I was soaking at Esalen, a retreat center in Big Sur, in a big stone basin built for twelve or twenty-five friends fed by a natural hotspring and set into a cliff overlooking the Pacific Ocean. The sun shone brightly, the waves crashed loudly, the birds cawed, and a gentle breeze combined with the sun and the heat of the hotspring water to produce an overall environment of blissful comfort. Perfection. And then I heard one of my co-bathers say, “So, what do you do for a living?”
And I breathed in and out before I answered, I’m pretty sure, because I amazed myself with the honesty, authenticity, defenselessness, and lack of aggression in my answer. “I’m a full-time mother,” I said continuing to gaze out at the bobbing kelp that looked exactly like a troop of baby seals but which I’d studied enough times over the years to know was not a troop of baby seals.
Long pause. “How many kids do you have?” The man followed-up, or maybe it was the woman. “One,” I said.
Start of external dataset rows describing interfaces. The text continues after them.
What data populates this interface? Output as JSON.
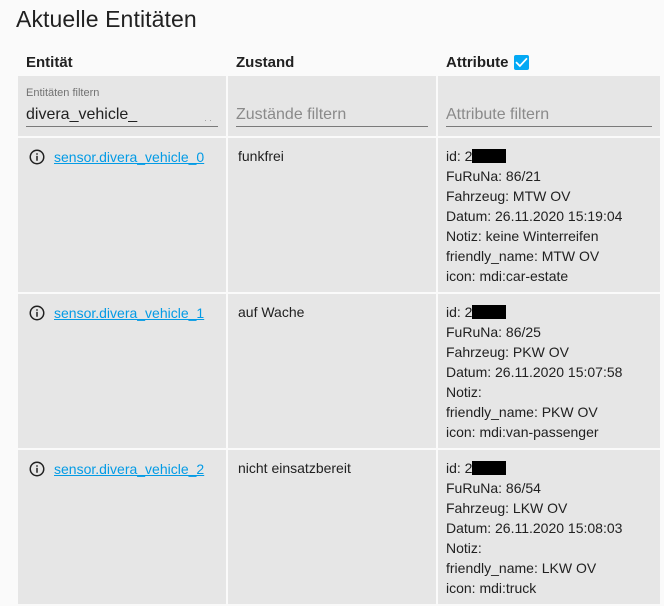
{
  "page": {
    "title": "Aktuelle Entitäten"
  },
  "table": {
    "headers": {
      "entity": "Entität",
      "state": "Zustand",
      "attributes": "Attribute"
    },
    "attributes_checkbox_checked": true,
    "filters": {
      "entity_label": "Entitäten filtern",
      "entity_value": "divera_vehicle_",
      "state_placeholder": "Zustände filtern",
      "attributes_placeholder": "Attribute filtern"
    },
    "rows": [
      {
        "entity_id": "sensor.divera_vehicle_0",
        "state": "funkfrei",
        "attributes": {
          "id": "id: 2",
          "furuna": "FuRuNa: 86/21",
          "fahrzeug": "Fahrzeug: MTW OV",
          "datum": "Datum: 26.11.2020 15:19:04",
          "notiz": "Notiz: keine Winterreifen",
          "friendly_name": "friendly_name: MTW OV",
          "icon": "icon: mdi:car-estate"
        }
      },
      {
        "entity_id": "sensor.divera_vehicle_1",
        "state": "auf Wache",
        "attributes": {
          "id": "id: 2",
          "furuna": "FuRuNa: 86/25",
          "fahrzeug": "Fahrzeug: PKW OV",
          "datum": "Datum: 26.11.2020 15:07:58",
          "notiz": "Notiz:",
          "friendly_name": "friendly_name: PKW OV",
          "icon": "icon: mdi:van-passenger"
        }
      },
      {
        "entity_id": "sensor.divera_vehicle_2",
        "state": "nicht einsatzbereit",
        "attributes": {
          "id": "id: 2",
          "furuna": "FuRuNa: 86/54",
          "fahrzeug": "Fahrzeug: LKW OV",
          "datum": "Datum: 26.11.2020 15:08:03",
          "notiz": "Notiz:",
          "friendly_name": "friendly_name: LKW OV",
          "icon": "icon: mdi:truck"
        }
      }
    ]
  },
  "icons": {
    "info": "information-outline-icon",
    "checkbox": "checkbox-checked-icon"
  },
  "colors": {
    "accent": "#03a9f4",
    "link": "#039be5",
    "cell_bg": "#e6e6e6",
    "page_bg": "#fafafa"
  }
}
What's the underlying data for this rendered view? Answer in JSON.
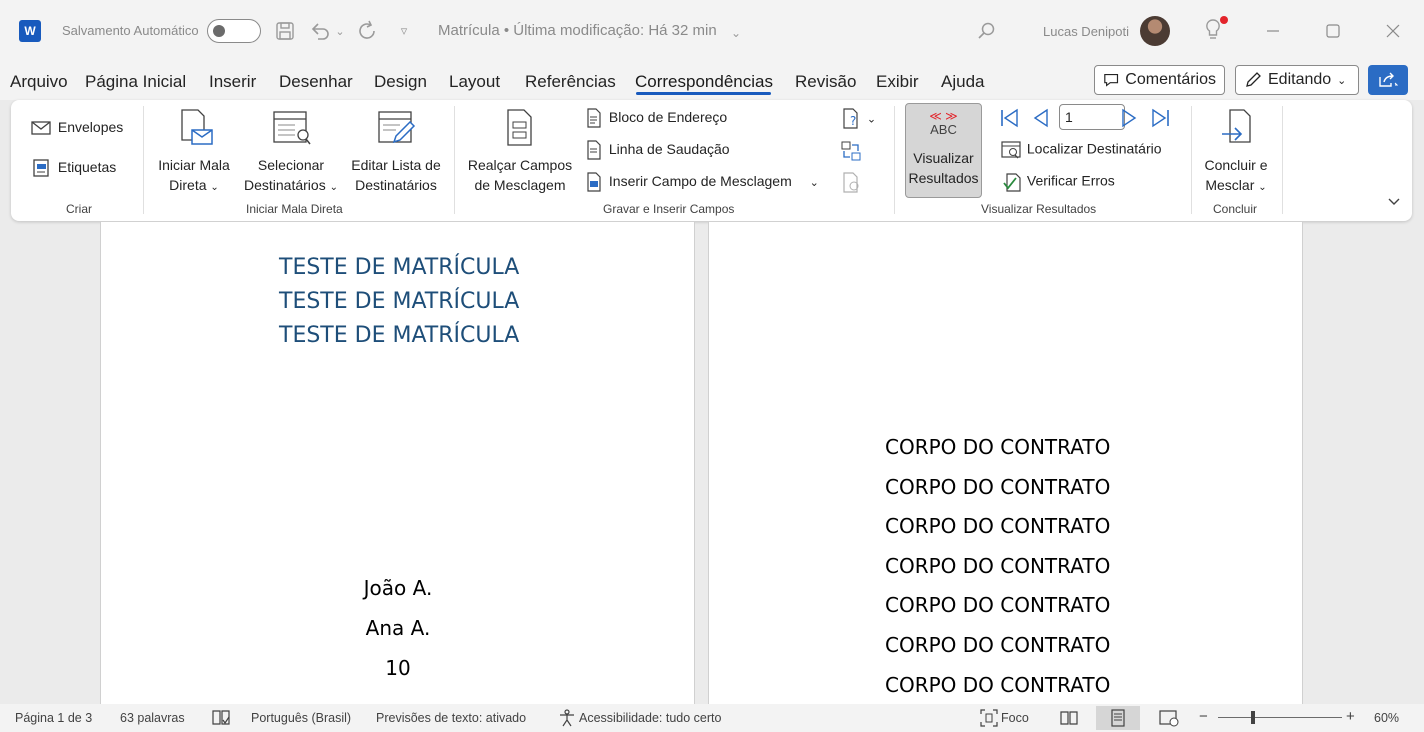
{
  "titlebar": {
    "autosave_label": "Salvamento Automático",
    "doc_title": "Matrícula • Última modificação: Há 32 min",
    "user_name": "Lucas Denipoti"
  },
  "menu": {
    "items": [
      "Arquivo",
      "Página Inicial",
      "Inserir",
      "Desenhar",
      "Design",
      "Layout",
      "Referências",
      "Correspondências",
      "Revisão",
      "Exibir",
      "Ajuda"
    ],
    "active": "Correspondências",
    "comments_label": "Comentários",
    "editing_label": "Editando"
  },
  "ribbon": {
    "criar": {
      "envelopes": "Envelopes",
      "etiquetas": "Etiquetas",
      "group": "Criar"
    },
    "iniciar": {
      "iniciar_l1": "Iniciar Mala",
      "iniciar_l2": "Direta",
      "selecionar_l1": "Selecionar",
      "selecionar_l2": "Destinatários",
      "editar_l1": "Editar Lista de",
      "editar_l2": "Destinatários",
      "group": "Iniciar Mala Direta"
    },
    "gravar": {
      "realcar_l1": "Realçar Campos",
      "realcar_l2": "de Mesclagem",
      "bloco": "Bloco de Endereço",
      "linha": "Linha de Saudação",
      "inserir": "Inserir Campo de Mesclagem",
      "group": "Gravar e Inserir Campos"
    },
    "visualizar": {
      "abc": "ABC",
      "vis_l1": "Visualizar",
      "vis_l2": "Resultados",
      "record": "1",
      "localizar": "Localizar Destinatário",
      "verificar": "Verificar Erros",
      "group": "Visualizar Resultados"
    },
    "concluir": {
      "l1": "Concluir e",
      "l2": "Mesclar",
      "group": "Concluir"
    }
  },
  "document": {
    "left_titles": [
      "TESTE DE MATRÍCULA",
      "TESTE DE MATRÍCULA",
      "TESTE DE MATRÍCULA"
    ],
    "left_fields": [
      "João A.",
      "Ana A.",
      "10"
    ],
    "right_lines": [
      "CORPO DO CONTRATO",
      "CORPO DO CONTRATO",
      "CORPO DO CONTRATO",
      "CORPO DO CONTRATO",
      "CORPO DO CONTRATO",
      "CORPO DO CONTRATO",
      "CORPO DO CONTRATO"
    ]
  },
  "status": {
    "page": "Página 1 de 3",
    "words": "63 palavras",
    "language": "Português (Brasil)",
    "predictions": "Previsões de texto: ativado",
    "accessibility": "Acessibilidade: tudo certo",
    "focus": "Foco",
    "zoom": "60%"
  }
}
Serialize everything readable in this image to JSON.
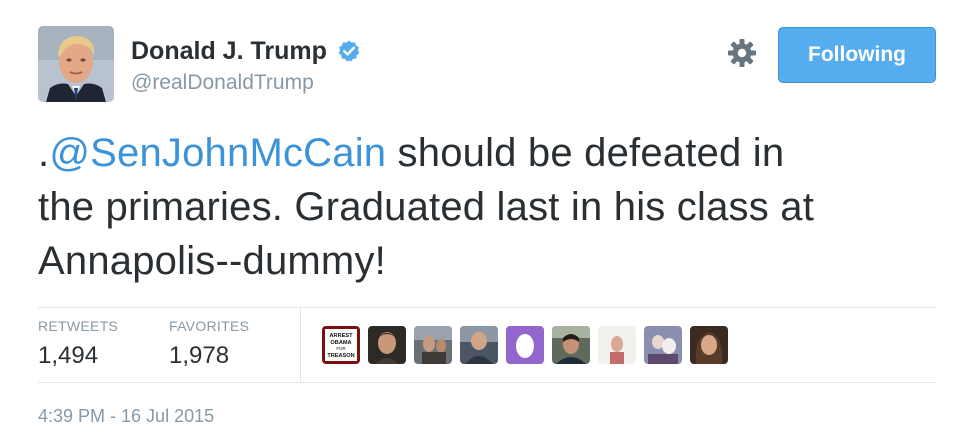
{
  "author": {
    "display_name": "Donald J. Trump",
    "handle": "@realDonaldTrump",
    "verified": true,
    "avatar_icon": "profile-photo"
  },
  "actions": {
    "follow_label": "Following",
    "settings_icon": "gear-icon"
  },
  "tweet": {
    "prefix": ".",
    "mention": "@SenJohnMcCain",
    "line1_rest": " should be defeated in",
    "line2": "the primaries. Graduated last in his class at",
    "line3": "Annapolis--dummy!"
  },
  "stats": {
    "retweets_label": "RETWEETS",
    "retweets_value": "1,494",
    "favorites_label": "FAVORITES",
    "favorites_value": "1,978"
  },
  "favoriters": {
    "first_avatar_text": [
      "ARREST",
      "OBAMA",
      "FOR",
      "TREASON"
    ]
  },
  "timestamp": "4:39 PM - 16 Jul 2015",
  "colors": {
    "accent": "#55acee",
    "mention": "#3b94d9",
    "muted": "#8899a6",
    "text": "#292f33",
    "divider": "#e1e8ed"
  }
}
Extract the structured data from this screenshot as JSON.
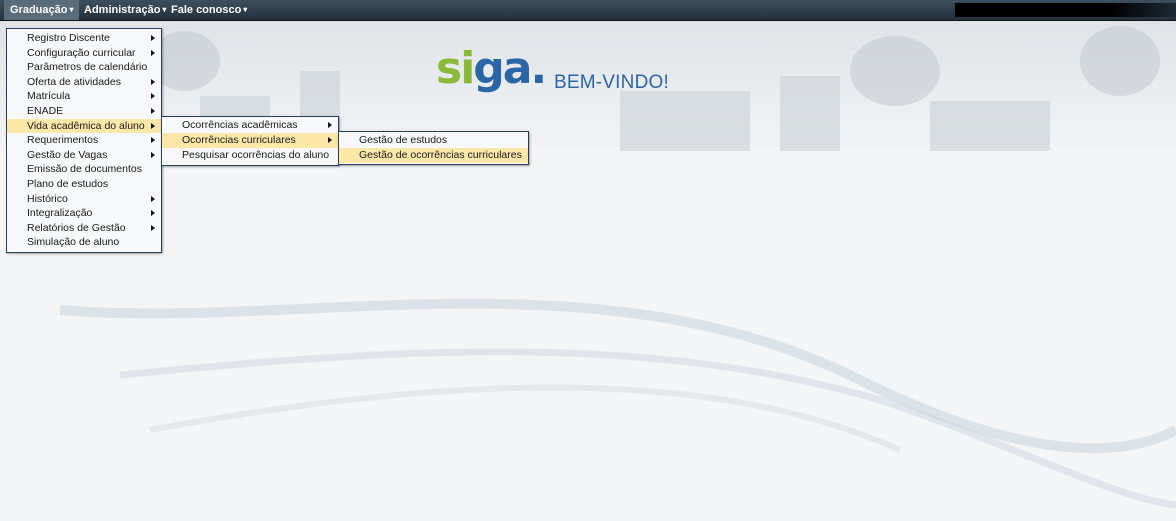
{
  "menubar": {
    "items": [
      {
        "label": "Graduação",
        "active": true
      },
      {
        "label": "Administração",
        "active": false
      },
      {
        "label": "Fale conosco",
        "active": false
      }
    ],
    "caret": "▾"
  },
  "header": {
    "logo": {
      "part1": "si",
      "part2": "ga",
      "dot": "."
    },
    "welcome": "BEM-VINDO!"
  },
  "menu_graduacao": {
    "items": [
      {
        "label": "Registro Discente",
        "submenu": true
      },
      {
        "label": "Configuração curricular",
        "submenu": true
      },
      {
        "label": "Parâmetros de calendário",
        "submenu": false
      },
      {
        "label": "Oferta de atividades",
        "submenu": true
      },
      {
        "label": "Matrícula",
        "submenu": true
      },
      {
        "label": "ENADE",
        "submenu": true
      },
      {
        "label": "Vida acadêmica do aluno",
        "submenu": true,
        "highlighted": true
      },
      {
        "label": "Requerimentos",
        "submenu": true
      },
      {
        "label": "Gestão de Vagas",
        "submenu": true
      },
      {
        "label": "Emissão de documentos",
        "submenu": false
      },
      {
        "label": "Plano de estudos",
        "submenu": false
      },
      {
        "label": "Histórico",
        "submenu": true
      },
      {
        "label": "Integralização",
        "submenu": true
      },
      {
        "label": "Relatórios de Gestão",
        "submenu": true
      },
      {
        "label": "Simulação de aluno",
        "submenu": false
      }
    ]
  },
  "menu_vida_academica": {
    "items": [
      {
        "label": "Ocorrências acadêmicas",
        "submenu": true
      },
      {
        "label": "Ocorrências curriculares",
        "submenu": true,
        "highlighted": true
      },
      {
        "label": "Pesquisar ocorrências do aluno",
        "submenu": false
      }
    ]
  },
  "menu_ocorrencias_curriculares": {
    "items": [
      {
        "label": "Gestão de estudos",
        "submenu": false
      },
      {
        "label": "Gestão de ocorrências curriculares",
        "submenu": false,
        "highlighted": true
      }
    ]
  },
  "colors": {
    "menubar": "#22303c",
    "highlight": "#fbe7a8",
    "logo_green": "#8ab93a",
    "logo_blue": "#2a66a5"
  }
}
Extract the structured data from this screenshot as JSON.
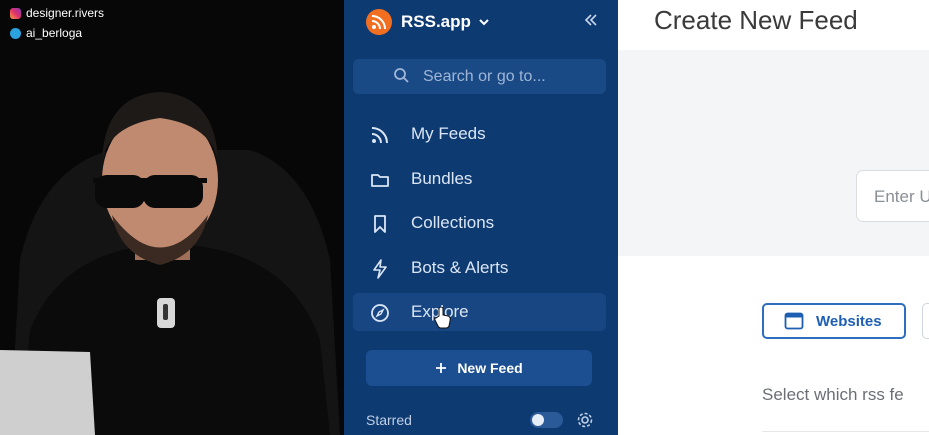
{
  "overlay": {
    "instagram": "designer.rivers",
    "telegram": "ai_berloga"
  },
  "sidebar": {
    "brand": "RSS.app",
    "search_placeholder": "Search or go to...",
    "items": [
      {
        "label": "My Feeds",
        "icon": "rss-icon"
      },
      {
        "label": "Bundles",
        "icon": "folder-icon"
      },
      {
        "label": "Collections",
        "icon": "bookmark-icon"
      },
      {
        "label": "Bots & Alerts",
        "icon": "lightning-icon"
      },
      {
        "label": "Explore",
        "icon": "compass-icon"
      }
    ],
    "new_feed_label": "New Feed",
    "starred_label": "Starred"
  },
  "main": {
    "title": "Create New Feed",
    "url_placeholder": "Enter U",
    "tab_websites": "Websites",
    "select_text": "Select which rss fe"
  },
  "colors": {
    "sidebar_bg": "#0e3a72",
    "accent": "#2f6dbf",
    "brand_orange": "#f26f22"
  }
}
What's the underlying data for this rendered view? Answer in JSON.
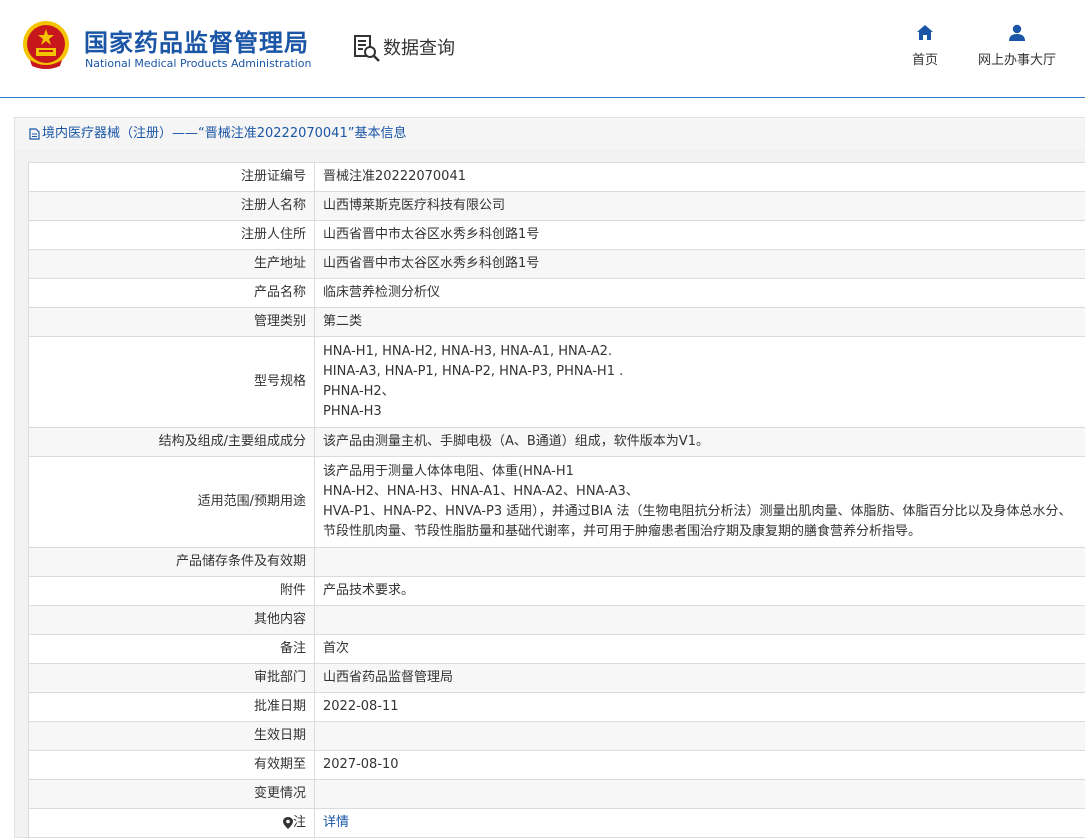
{
  "header": {
    "org_name_cn": "国家药品监督管理局",
    "org_name_en": "National Medical Products Administration",
    "query_label": "数据查询",
    "nav": [
      {
        "label": "首页",
        "icon": "home-icon"
      },
      {
        "label": "网上办事大厅",
        "icon": "user-icon"
      }
    ]
  },
  "breadcrumb": "境内医疗器械（注册）——“晋械注准20222070041”基本信息",
  "colors": {
    "brand_blue": "#1b56a6",
    "emblem_red": "#c8161d",
    "emblem_gold": "#f5c400"
  },
  "rows": [
    {
      "label": "注册证编号",
      "value": "晋械注准20222070041"
    },
    {
      "label": "注册人名称",
      "value": "山西博莱斯克医疗科技有限公司"
    },
    {
      "label": "注册人住所",
      "value": "山西省晋中市太谷区水秀乡科创路1号"
    },
    {
      "label": "生产地址",
      "value": "山西省晋中市太谷区水秀乡科创路1号"
    },
    {
      "label": "产品名称",
      "value": "临床营养检测分析仪"
    },
    {
      "label": "管理类别",
      "value": "第二类"
    },
    {
      "label": "型号规格",
      "lines": [
        "HNA-H1, HNA-H2, HNA-H3, HNA-A1, HNA-A2.",
        "HINA-A3, HNA-P1, HNA-P2, HNA-P3, PHNA-H1 .",
        "PHNA-H2、",
        "PHNA-H3"
      ]
    },
    {
      "label": "结构及组成/主要组成成分",
      "value": "该产品由测量主机、手脚电极（A、B通道）组成，软件版本为V1。"
    },
    {
      "label": "适用范围/预期用途",
      "lines": [
        "该产品用于测量人体体电阻、体重(HNA-H1",
        "HNA-H2、HNA-H3、HNA-A1、HNA-A2、HNA-A3、",
        "HVA-P1、HNA-P2、HNVA-P3 适用），并通过BIA 法（生物电阻抗分析法）测量出肌肉量、体脂肪、体脂百分比以及身体总水分、节段性肌肉量、节段性脂肪量和基础代谢率，并可用于肿瘤患者围治疗期及康复期的膳食营养分析指导。"
      ]
    },
    {
      "label": "产品储存条件及有效期",
      "value": ""
    },
    {
      "label": "附件",
      "value": "产品技术要求。"
    },
    {
      "label": "其他内容",
      "value": ""
    },
    {
      "label": "备注",
      "value": "首次"
    },
    {
      "label": "审批部门",
      "value": "山西省药品监督管理局"
    },
    {
      "label": "批准日期",
      "value": "2022-08-11"
    },
    {
      "label": "生效日期",
      "value": ""
    },
    {
      "label": "有效期至",
      "value": "2027-08-10"
    },
    {
      "label": "变更情况",
      "value": ""
    },
    {
      "label": "注",
      "value": "详情",
      "icon": "location-pin-icon"
    }
  ]
}
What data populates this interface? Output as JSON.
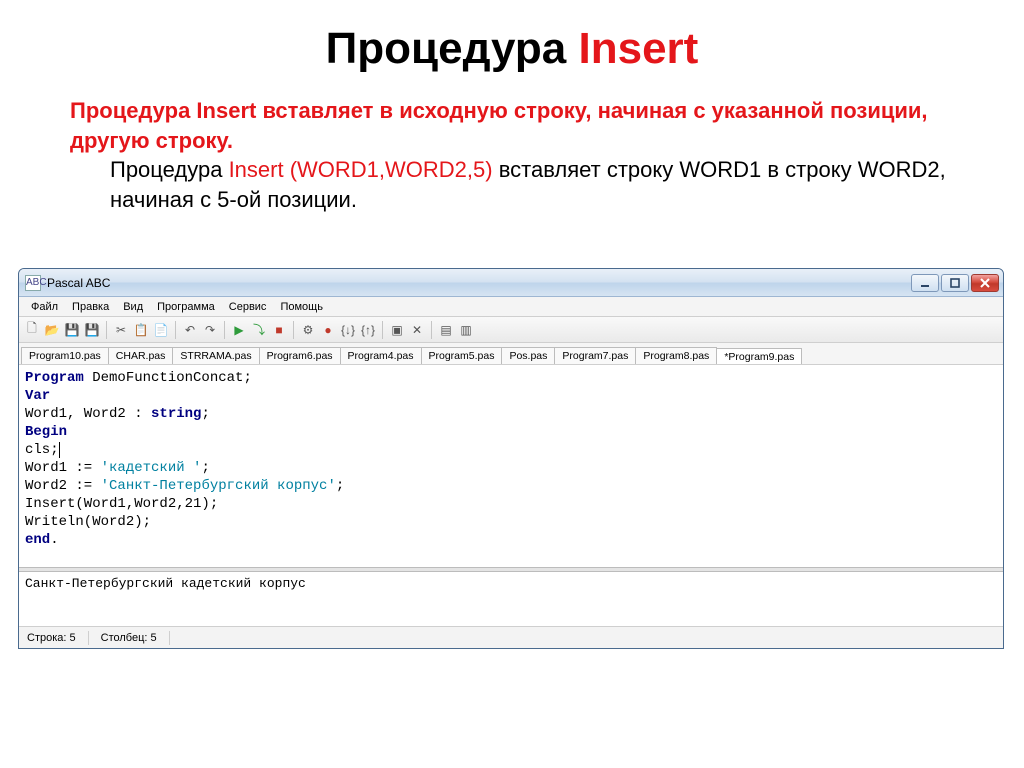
{
  "slide": {
    "title_black": "Процедура ",
    "title_red": "Insert",
    "p1a": "Процедура ",
    "p1b": "Insert",
    "p1c": " вставляет в исходную строку, начиная с указанной позиции, другую строку.",
    "p2a": "Процедура ",
    "p2b": "Insert (WORD1,WORD2,5)",
    "p2c": " вставляет строку WORD1  в строку WORD2, начиная с 5-ой позиции."
  },
  "window": {
    "title": "Pascal ABC",
    "icon_label": "ABC"
  },
  "menu": [
    "Файл",
    "Правка",
    "Вид",
    "Программа",
    "Сервис",
    "Помощь"
  ],
  "tabs": [
    {
      "label": "Program10.pas"
    },
    {
      "label": "CHAR.pas"
    },
    {
      "label": "STRRAMA.pas"
    },
    {
      "label": "Program6.pas"
    },
    {
      "label": "Program4.pas"
    },
    {
      "label": "Program5.pas"
    },
    {
      "label": "Pos.pas"
    },
    {
      "label": "Program7.pas"
    },
    {
      "label": "Program8.pas"
    },
    {
      "label": "*Program9.pas"
    }
  ],
  "active_tab_index": 9,
  "code": {
    "l1_kw": "Program",
    "l1_rest": " DemoFunctionConcat;",
    "l2": "Var",
    "l3a": "Word1, Word2 : ",
    "l3b": "string",
    "l3c": ";",
    "l4": "Begin",
    "l5": "cls;",
    "l6a": "Word1 := ",
    "l6b": "'кадетский '",
    "l6c": ";",
    "l7a": "Word2 := ",
    "l7b": "'Санкт-Петербургский корпус'",
    "l7c": ";",
    "l8": "Insert(Word1,Word2,21);",
    "l9": "Writeln(Word2);",
    "l10": "end",
    "l10b": "."
  },
  "output": "Санкт-Петербургский кадетский корпус",
  "status": {
    "line_lbl": "Строка:  5",
    "col_lbl": "Столбец:  5"
  }
}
And then they left me alone with my thoughts, smiling on the inside in recognition of my little hottub victory over self. I didn’t tell them all the heady careers and recognitions I’d received in the past, I didn’t tell them where I went to college, or grad school, or about my brilliant husband and his career or explain why I wasn’t working right now. I didn’t talk about things I contemplated doing in the future, maybe soon, or maybe never, that might sound more interesting or worldly than whatever one might imagine full-time mothering of one child to be.
And I also didn’t tell them about what an amazing ride full-time mothering of one child has been for me. About how parenting, and co-parenting with my husband especially, has been worth about nine hundred and seven personal growth workshops, or at least a few silent retreats in India or wherever people are going these days. I didn’t tell them about how some days Ax and I make art together – how we get into our undies and lay out a big tarp in the yard and get several large bowls of water for rinsing our brushes, big paint brushes, and a bunch of acrylics and we paint good sized canvases, along with most parts of our bodies. I didn’t tell them about how Ax enjoys selecting where each piece should go in our home, trying out different spots, and revisiting them, before finding the optimal place. Then we hammer.
I didn’t tell them about cutting carrots or roasting them, or about the nightly teeth brushing contest (which Ax always wins), or about how even though he is already five I still get high off the smell of his scalp. I didn’t tell them about what my friend told me about how fox mamas look like they’re napping all day but if you look closely you can see that they’re watching their kids. I didn’t say anything about the Conscious Parent by Shefali Tsabary or how learning to love Ax for who he is has been teaching me how to love myself. I sat there and wondered at how hard it has been for me to acknowledge a reality I never aspired to, never wanted, never imagined, but am feeling good about more and more, and allowing myself to enjoy more and more. I breathed in and out and I swear at that very moment a baby seal bobbed out from the kelp. I didn’t tell about that either.